Exercise requirements
Repeat back the entries that follow, keeping every word as it is.

......

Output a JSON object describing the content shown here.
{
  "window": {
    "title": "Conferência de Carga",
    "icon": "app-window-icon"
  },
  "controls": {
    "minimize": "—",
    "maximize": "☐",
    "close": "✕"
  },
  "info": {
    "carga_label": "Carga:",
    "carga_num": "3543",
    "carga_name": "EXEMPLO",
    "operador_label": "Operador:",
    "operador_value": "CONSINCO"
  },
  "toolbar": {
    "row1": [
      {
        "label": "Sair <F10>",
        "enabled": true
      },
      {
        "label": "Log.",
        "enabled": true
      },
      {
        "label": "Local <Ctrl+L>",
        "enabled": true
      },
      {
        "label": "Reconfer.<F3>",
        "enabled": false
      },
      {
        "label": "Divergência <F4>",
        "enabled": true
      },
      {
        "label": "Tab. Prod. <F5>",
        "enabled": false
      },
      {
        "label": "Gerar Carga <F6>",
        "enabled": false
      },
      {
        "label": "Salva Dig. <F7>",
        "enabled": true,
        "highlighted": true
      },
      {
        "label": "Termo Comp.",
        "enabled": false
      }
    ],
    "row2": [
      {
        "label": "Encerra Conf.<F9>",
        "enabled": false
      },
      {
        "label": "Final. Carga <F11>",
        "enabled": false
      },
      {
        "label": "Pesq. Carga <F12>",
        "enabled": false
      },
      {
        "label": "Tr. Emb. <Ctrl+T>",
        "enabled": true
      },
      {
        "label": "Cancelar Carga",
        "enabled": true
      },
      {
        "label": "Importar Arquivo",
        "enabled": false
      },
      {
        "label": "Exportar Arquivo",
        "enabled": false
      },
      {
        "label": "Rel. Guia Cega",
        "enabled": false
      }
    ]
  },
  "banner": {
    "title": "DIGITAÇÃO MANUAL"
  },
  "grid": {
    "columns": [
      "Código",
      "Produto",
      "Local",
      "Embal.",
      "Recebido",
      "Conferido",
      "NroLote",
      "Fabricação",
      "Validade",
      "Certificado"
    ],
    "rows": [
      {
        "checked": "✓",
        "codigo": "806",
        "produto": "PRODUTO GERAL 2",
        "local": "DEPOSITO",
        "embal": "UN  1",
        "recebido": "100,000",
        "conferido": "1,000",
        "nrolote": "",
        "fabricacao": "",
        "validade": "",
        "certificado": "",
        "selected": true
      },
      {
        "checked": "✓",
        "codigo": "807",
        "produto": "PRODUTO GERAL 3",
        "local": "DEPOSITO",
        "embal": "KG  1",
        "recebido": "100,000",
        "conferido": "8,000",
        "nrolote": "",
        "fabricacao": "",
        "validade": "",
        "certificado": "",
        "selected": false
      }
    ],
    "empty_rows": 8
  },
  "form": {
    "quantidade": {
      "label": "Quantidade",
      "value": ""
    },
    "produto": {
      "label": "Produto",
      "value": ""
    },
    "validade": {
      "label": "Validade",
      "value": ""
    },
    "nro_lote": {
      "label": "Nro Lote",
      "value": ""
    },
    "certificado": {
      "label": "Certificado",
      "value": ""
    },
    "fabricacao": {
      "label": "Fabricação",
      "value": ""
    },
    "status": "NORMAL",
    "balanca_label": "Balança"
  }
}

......

Solution below
Output a JSON object describing the content shown here.
{
  "window": {
    "title": "Conferência de Carga",
    "icon": "app-window-icon"
  },
  "controls": {
    "minimize": "—",
    "maximize": "☐",
    "close": "✕"
  },
  "info": {
    "carga_label": "Carga:",
    "carga_num": "3543",
    "carga_name": "EXEMPLO",
    "operador_label": "Operador:",
    "operador_value": "CONSINCO"
  },
  "toolbar": {
    "row1": [
      {
        "label": "Sair <F10>",
        "enabled": true
      },
      {
        "label": "Log.",
        "enabled": true
      },
      {
        "label": "Local <Ctrl+L>",
        "enabled": true
      },
      {
        "label": "Reconfer.<F3>",
        "enabled": false
      },
      {
        "label": "Divergência <F4>",
        "enabled": true
      },
      {
        "label": "Tab. Prod. <F5>",
        "enabled": false
      },
      {
        "label": "Gerar Carga <F6>",
        "enabled": false
      },
      {
        "label": "Salva Dig. <F7>",
        "enabled": true,
        "highlighted": true
      },
      {
        "label": "Termo Comp.",
        "enabled": false
      }
    ],
    "row2": [
      {
        "label": "Encerra Conf.<F9>",
        "enabled": false
      },
      {
        "label": "Final. Carga <F11>",
        "enabled": false
      },
      {
        "label": "Pesq. Carga <F12>",
        "enabled": false
      },
      {
        "label": "Tr. Emb. <Ctrl+T>",
        "enabled": true
      },
      {
        "label": "Cancelar Carga",
        "enabled": true
      },
      {
        "label": "Importar Arquivo",
        "enabled": false
      },
      {
        "label": "Exportar Arquivo",
        "enabled": false
      },
      {
        "label": "Rel. Guia Cega",
        "enabled": false
      }
    ]
  },
  "banner": {
    "title": "DIGITAÇÃO MANUAL"
  },
  "grid": {
    "columns": [
      "Código",
      "Produto",
      "Local",
      "Embal.",
      "Recebido",
      "Conferido",
      "NroLote",
      "Fabricação",
      "Validade",
      "Certificado"
    ],
    "rows": [
      {
        "checked": "✓",
        "codigo": "806",
        "produto": "PRODUTO GERAL 2",
        "local": "DEPOSITO",
        "embal": "UN  1",
        "recebido": "100,000",
        "conferido": "1,000",
        "nrolote": "",
        "fabricacao": "",
        "validade": "",
        "certificado": "",
        "selected": true
      },
      {
        "checked": "✓",
        "codigo": "807",
        "produto": "PRODUTO GERAL 3",
        "local": "DEPOSITO",
        "embal": "KG  1",
        "recebido": "100,000",
        "conferido": "8,000",
        "nrolote": "",
        "fabricacao": "",
        "validade": "",
        "certificado": "",
        "selected": false
      }
    ],
    "empty_rows": 8
  },
  "form": {
    "quantidade": {
      "label": "Quantidade",
      "value": ""
    },
    "produto": {
      "label": "Produto",
      "value": ""
    },
    "validade": {
      "label": "Validade",
      "value": ""
    },
    "nro_lote": {
      "label": "Nro Lote",
      "value": ""
    },
    "certificado": {
      "label": "Certificado",
      "value": ""
    },
    "fabricacao": {
      "label": "Fabricação",
      "value": ""
    },
    "status": "NORMAL",
    "balanca_label": "Balança"
  }
}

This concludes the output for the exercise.